┏━━
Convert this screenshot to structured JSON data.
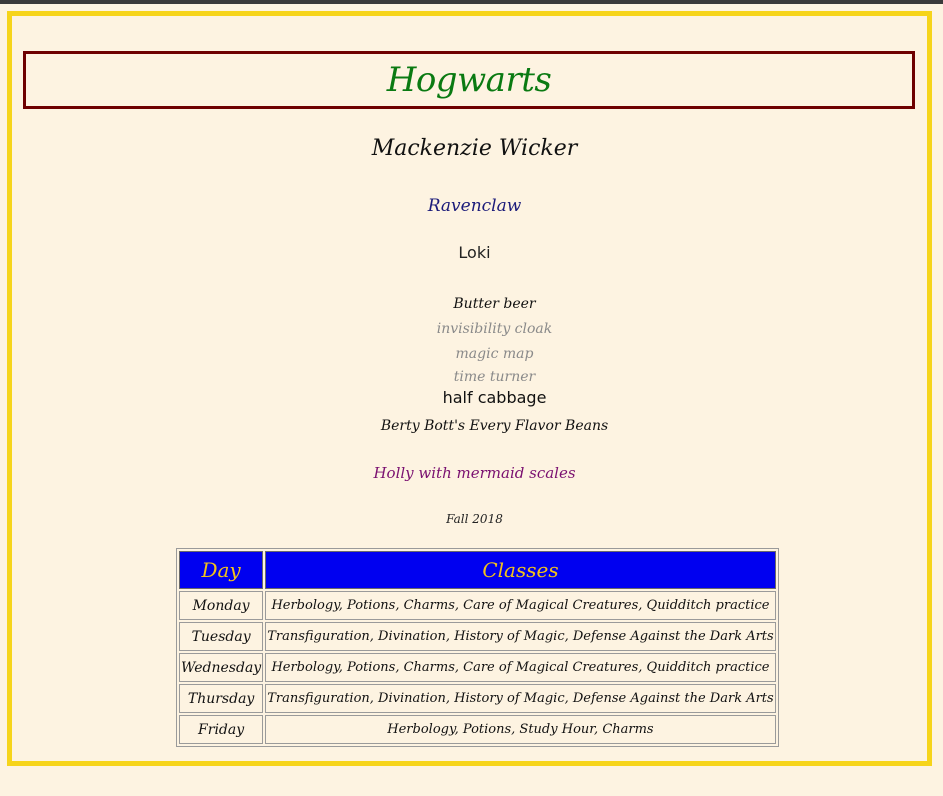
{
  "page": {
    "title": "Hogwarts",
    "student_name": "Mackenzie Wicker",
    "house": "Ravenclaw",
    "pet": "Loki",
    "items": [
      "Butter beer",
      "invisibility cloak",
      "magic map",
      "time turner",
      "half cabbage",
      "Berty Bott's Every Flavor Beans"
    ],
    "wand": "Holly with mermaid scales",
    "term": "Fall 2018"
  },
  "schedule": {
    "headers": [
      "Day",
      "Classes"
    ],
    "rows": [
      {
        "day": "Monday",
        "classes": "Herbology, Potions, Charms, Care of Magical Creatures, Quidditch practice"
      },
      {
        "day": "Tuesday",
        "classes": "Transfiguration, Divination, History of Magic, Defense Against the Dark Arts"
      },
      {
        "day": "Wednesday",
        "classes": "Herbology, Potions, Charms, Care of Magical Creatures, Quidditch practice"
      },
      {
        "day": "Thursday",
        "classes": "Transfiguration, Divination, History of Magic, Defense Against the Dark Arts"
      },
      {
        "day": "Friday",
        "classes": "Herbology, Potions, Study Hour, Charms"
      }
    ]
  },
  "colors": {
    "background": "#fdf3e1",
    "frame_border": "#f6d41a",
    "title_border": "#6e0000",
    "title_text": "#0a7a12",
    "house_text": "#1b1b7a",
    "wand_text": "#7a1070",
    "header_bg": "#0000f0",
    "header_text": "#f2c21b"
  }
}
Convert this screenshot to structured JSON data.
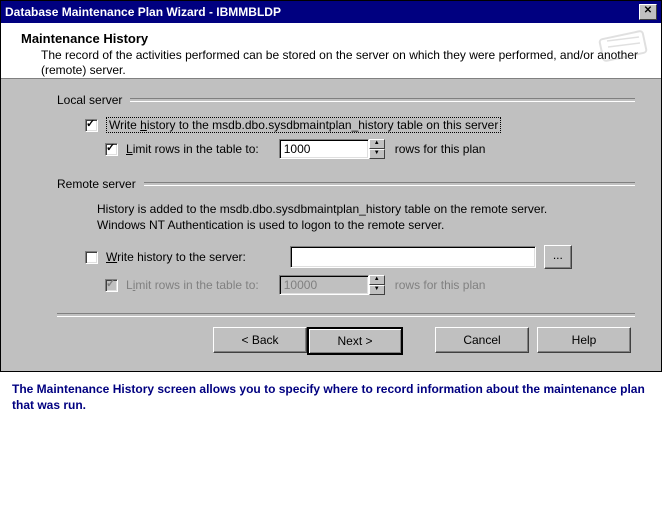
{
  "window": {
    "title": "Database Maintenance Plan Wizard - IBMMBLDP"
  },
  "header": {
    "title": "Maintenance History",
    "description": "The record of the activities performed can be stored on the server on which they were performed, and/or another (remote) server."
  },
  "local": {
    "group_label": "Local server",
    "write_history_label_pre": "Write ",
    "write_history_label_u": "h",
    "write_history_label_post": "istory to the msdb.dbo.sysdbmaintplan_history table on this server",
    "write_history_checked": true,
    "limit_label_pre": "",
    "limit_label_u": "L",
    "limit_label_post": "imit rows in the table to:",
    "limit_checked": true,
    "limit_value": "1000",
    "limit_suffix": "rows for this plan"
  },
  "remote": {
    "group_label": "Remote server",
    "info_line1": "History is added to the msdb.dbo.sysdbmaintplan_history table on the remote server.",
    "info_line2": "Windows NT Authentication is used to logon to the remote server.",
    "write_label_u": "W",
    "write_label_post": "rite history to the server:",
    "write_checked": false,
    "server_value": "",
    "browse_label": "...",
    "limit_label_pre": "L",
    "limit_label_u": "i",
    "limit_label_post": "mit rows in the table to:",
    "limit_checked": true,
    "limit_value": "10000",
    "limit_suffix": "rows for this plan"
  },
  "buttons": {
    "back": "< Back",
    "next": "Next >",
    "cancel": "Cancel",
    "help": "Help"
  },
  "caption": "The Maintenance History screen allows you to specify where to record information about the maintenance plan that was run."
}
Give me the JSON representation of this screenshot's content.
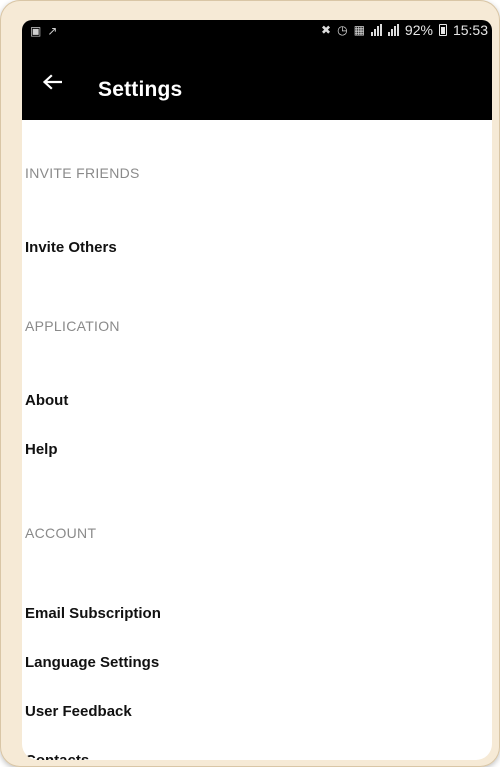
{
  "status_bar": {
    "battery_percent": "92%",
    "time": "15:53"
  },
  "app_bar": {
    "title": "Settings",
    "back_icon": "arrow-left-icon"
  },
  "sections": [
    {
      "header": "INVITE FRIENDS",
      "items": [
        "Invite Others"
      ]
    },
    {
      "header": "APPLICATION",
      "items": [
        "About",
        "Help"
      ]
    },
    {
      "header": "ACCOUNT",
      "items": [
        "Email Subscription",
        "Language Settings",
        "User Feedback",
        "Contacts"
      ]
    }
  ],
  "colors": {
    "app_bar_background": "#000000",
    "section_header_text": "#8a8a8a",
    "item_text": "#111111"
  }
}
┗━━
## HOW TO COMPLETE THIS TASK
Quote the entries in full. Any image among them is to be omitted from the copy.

## EXERCISE RESPONSE
Convert this screenshot to structured JSON data.
{
  "page": {
    "title": "Hogwarts",
    "student_name": "Mackenzie Wicker",
    "house": "Ravenclaw",
    "pet": "Loki",
    "items": [
      "Butter beer",
      "invisibility cloak",
      "magic map",
      "time turner",
      "half cabbage",
      "Berty Bott's Every Flavor Beans"
    ],
    "wand": "Holly with mermaid scales",
    "term": "Fall 2018"
  },
  "schedule": {
    "headers": [
      "Day",
      "Classes"
    ],
    "rows": [
      {
        "day": "Monday",
        "classes": "Herbology, Potions, Charms, Care of Magical Creatures, Quidditch practice"
      },
      {
        "day": "Tuesday",
        "classes": "Transfiguration, Divination, History of Magic, Defense Against the Dark Arts"
      },
      {
        "day": "Wednesday",
        "classes": "Herbology, Potions, Charms, Care of Magical Creatures, Quidditch practice"
      },
      {
        "day": "Thursday",
        "classes": "Transfiguration, Divination, History of Magic, Defense Against the Dark Arts"
      },
      {
        "day": "Friday",
        "classes": "Herbology, Potions, Study Hour, Charms"
      }
    ]
  },
  "colors": {
    "background": "#fdf3e1",
    "frame_border": "#f6d41a",
    "title_border": "#6e0000",
    "title_text": "#0a7a12",
    "house_text": "#1b1b7a",
    "wand_text": "#7a1070",
    "header_bg": "#0000f0",
    "header_text": "#f2c21b"
  }
}
Convert this screenshot to structured JSON data.
{
  "window": {
    "title": "Database Maintenance Plan Wizard - IBMMBLDP"
  },
  "header": {
    "title": "Maintenance History",
    "description": "The record of the activities performed can be stored on the server on which they were performed, and/or another (remote) server."
  },
  "local": {
    "group_label": "Local server",
    "write_history_label_pre": "Write ",
    "write_history_label_u": "h",
    "write_history_label_post": "istory to the msdb.dbo.sysdbmaintplan_history table on this server",
    "write_history_checked": true,
    "limit_label_pre": "",
    "limit_label_u": "L",
    "limit_label_post": "imit rows in the table to:",
    "limit_checked": true,
    "limit_value": "1000",
    "limit_suffix": "rows for this plan"
  },
  "remote": {
    "group_label": "Remote server",
    "info_line1": "History is added to the msdb.dbo.sysdbmaintplan_history table on the remote server.",
    "info_line2": "Windows NT Authentication is used to logon to the remote server.",
    "write_label_u": "W",
    "write_label_post": "rite history to the server:",
    "write_checked": false,
    "server_value": "",
    "browse_label": "...",
    "limit_label_pre": "L",
    "limit_label_u": "i",
    "limit_label_post": "mit rows in the table to:",
    "limit_checked": true,
    "limit_value": "10000",
    "limit_suffix": "rows for this plan"
  },
  "buttons": {
    "back": "< Back",
    "next": "Next >",
    "cancel": "Cancel",
    "help": "Help"
  },
  "caption": "The Maintenance History screen allows you to specify where to record information about the maintenance plan that was run."
}
Give me the JSON representation of this screenshot's content.
{
  "status_bar": {
    "battery_percent": "92%",
    "time": "15:53"
  },
  "app_bar": {
    "title": "Settings",
    "back_icon": "arrow-left-icon"
  },
  "sections": [
    {
      "header": "INVITE FRIENDS",
      "items": [
        "Invite Others"
      ]
    },
    {
      "header": "APPLICATION",
      "items": [
        "About",
        "Help"
      ]
    },
    {
      "header": "ACCOUNT",
      "items": [
        "Email Subscription",
        "Language Settings",
        "User Feedback",
        "Contacts"
      ]
    }
  ],
  "colors": {
    "app_bar_background": "#000000",
    "section_header_text": "#8a8a8a",
    "item_text": "#111111"
  }
}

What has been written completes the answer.